_SOURCE DATA:_
*** Block opens ***

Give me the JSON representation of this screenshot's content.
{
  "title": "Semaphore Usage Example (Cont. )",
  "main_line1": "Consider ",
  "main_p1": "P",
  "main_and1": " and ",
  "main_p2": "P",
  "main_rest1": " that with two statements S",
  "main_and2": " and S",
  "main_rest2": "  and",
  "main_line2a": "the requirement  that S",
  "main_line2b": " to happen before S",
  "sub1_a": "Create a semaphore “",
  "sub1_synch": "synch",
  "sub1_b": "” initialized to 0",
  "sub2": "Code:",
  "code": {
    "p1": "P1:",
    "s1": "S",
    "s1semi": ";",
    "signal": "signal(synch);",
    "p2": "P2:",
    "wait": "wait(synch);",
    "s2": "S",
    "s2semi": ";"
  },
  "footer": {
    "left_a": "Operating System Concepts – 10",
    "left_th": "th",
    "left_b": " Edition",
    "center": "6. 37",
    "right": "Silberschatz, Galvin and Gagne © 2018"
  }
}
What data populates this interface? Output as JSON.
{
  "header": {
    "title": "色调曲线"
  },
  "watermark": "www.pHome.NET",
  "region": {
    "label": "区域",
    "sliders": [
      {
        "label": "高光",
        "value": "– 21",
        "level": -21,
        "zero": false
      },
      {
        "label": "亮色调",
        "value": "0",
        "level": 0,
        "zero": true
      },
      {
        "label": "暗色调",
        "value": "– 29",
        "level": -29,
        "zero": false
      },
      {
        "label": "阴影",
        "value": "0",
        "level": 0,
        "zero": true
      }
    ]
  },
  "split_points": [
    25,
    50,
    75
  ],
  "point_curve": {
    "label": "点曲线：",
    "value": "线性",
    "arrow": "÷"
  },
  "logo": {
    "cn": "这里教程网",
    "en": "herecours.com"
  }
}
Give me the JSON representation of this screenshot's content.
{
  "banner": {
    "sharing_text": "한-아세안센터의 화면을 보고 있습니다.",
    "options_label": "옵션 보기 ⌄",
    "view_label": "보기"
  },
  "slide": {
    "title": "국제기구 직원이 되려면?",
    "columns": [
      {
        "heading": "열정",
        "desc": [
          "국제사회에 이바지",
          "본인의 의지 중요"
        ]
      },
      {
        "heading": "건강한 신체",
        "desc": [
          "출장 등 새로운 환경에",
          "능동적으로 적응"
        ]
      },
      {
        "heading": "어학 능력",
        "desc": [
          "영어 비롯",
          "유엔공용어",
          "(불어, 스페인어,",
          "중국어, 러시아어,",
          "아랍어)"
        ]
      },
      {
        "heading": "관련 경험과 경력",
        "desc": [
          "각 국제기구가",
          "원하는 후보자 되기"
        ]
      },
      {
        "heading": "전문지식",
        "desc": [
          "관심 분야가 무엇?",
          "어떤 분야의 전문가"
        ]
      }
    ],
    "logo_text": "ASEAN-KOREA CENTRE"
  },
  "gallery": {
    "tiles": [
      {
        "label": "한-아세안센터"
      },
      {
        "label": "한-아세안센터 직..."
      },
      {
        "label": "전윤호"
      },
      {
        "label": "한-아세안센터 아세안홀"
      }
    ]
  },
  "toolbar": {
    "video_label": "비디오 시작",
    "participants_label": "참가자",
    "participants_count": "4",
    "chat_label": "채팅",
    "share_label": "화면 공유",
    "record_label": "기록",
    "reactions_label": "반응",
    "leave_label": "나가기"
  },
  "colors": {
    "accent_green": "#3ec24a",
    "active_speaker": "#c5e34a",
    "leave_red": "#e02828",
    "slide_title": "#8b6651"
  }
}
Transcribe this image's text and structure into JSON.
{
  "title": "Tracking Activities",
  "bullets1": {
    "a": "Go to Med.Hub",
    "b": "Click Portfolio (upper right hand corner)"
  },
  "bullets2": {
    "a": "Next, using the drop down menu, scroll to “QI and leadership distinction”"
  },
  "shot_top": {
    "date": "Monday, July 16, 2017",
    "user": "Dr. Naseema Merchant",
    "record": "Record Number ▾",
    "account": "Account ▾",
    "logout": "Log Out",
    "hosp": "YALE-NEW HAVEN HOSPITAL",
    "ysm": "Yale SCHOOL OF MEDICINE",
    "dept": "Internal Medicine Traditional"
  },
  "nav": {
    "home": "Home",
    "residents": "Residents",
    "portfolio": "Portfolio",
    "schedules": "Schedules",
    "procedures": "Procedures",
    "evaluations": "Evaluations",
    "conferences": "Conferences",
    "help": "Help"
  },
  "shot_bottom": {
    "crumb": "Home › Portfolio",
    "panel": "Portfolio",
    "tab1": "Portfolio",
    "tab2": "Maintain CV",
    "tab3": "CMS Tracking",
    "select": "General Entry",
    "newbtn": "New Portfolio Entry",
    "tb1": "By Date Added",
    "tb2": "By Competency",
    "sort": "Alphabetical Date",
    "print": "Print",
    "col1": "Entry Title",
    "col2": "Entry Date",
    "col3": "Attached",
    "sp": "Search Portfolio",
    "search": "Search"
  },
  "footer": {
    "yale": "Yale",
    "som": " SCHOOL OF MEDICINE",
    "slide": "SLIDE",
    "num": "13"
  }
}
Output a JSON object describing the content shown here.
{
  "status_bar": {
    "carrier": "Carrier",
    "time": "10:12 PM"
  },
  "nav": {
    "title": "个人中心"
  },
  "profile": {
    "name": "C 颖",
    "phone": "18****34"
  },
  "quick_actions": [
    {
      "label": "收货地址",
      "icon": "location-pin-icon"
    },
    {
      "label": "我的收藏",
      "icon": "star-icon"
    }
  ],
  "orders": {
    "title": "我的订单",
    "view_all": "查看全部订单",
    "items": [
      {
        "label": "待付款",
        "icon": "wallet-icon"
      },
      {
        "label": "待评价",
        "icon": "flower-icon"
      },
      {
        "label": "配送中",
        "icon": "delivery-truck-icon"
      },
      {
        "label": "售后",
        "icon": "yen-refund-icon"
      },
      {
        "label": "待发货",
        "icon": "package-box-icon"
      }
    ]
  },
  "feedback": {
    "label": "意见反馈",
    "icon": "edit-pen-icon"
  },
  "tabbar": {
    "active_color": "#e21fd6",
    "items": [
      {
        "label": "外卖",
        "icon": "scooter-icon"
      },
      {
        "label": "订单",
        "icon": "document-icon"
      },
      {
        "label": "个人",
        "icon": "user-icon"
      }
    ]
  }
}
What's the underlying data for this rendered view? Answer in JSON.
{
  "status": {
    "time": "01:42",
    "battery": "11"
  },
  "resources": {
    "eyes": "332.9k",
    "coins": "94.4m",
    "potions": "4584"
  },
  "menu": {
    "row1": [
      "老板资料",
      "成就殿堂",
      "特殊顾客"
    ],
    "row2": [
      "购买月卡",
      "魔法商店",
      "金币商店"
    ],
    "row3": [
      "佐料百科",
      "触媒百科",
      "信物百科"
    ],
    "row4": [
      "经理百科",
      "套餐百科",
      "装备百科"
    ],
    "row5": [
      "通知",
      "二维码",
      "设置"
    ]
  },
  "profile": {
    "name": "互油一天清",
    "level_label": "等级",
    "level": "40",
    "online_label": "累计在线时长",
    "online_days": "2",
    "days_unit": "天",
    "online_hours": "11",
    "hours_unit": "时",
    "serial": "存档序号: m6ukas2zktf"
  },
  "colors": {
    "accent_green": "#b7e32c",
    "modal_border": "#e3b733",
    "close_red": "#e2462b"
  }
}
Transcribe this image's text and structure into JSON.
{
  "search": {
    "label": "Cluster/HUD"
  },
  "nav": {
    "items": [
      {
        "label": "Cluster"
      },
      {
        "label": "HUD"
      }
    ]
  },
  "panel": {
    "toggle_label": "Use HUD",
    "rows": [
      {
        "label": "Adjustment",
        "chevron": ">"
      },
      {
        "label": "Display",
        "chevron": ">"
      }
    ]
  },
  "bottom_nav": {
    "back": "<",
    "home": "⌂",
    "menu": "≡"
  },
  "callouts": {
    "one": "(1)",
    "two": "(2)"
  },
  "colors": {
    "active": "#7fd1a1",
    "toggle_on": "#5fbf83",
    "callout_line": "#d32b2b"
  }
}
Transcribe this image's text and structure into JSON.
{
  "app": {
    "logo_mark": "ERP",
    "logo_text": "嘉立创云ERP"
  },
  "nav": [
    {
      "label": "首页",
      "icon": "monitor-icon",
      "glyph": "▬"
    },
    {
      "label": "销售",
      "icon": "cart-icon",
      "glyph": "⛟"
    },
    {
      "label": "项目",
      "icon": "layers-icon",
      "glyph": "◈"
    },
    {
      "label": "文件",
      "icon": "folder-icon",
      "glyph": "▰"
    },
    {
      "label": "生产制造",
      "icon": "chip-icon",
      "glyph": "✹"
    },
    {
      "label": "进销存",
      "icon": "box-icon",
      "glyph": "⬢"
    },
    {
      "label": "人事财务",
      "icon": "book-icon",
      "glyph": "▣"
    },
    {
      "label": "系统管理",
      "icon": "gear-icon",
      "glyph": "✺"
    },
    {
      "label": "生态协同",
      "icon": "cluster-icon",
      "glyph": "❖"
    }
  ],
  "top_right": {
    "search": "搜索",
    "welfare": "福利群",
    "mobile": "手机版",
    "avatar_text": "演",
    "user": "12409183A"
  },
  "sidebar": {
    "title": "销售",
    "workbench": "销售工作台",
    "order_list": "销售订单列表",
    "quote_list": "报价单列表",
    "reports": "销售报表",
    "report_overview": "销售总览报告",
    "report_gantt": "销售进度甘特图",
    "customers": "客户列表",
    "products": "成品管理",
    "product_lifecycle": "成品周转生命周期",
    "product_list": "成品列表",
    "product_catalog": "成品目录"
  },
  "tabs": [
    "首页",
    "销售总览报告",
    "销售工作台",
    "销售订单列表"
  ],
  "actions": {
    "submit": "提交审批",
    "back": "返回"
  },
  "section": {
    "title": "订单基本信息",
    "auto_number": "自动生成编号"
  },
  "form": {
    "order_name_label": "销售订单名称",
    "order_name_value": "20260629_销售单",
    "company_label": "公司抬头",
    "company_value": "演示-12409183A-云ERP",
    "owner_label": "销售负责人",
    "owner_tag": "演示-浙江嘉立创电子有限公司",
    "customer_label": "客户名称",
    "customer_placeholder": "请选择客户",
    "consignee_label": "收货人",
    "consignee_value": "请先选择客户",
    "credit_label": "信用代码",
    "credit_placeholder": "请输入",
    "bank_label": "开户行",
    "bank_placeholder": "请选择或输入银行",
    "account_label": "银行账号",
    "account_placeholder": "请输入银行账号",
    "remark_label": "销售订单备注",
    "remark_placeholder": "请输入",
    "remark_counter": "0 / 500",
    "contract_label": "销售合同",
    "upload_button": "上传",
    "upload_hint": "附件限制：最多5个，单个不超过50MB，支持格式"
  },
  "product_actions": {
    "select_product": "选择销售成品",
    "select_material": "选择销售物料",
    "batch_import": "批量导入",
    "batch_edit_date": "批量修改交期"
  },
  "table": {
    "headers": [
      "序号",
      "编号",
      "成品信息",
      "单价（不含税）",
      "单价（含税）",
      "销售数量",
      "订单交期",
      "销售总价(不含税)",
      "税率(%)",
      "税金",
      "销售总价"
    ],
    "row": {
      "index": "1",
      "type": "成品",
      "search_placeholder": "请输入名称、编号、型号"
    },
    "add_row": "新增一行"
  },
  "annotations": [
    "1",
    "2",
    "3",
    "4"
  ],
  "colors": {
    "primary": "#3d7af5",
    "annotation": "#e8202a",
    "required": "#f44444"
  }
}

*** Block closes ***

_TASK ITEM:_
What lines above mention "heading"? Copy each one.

_TASK RESULT:_
        "heading": "열정",
        "heading": "건강한 신체",
        "heading": "어학 능력",
        "heading": "관련 경험과 경력",
        "heading": "전문지식",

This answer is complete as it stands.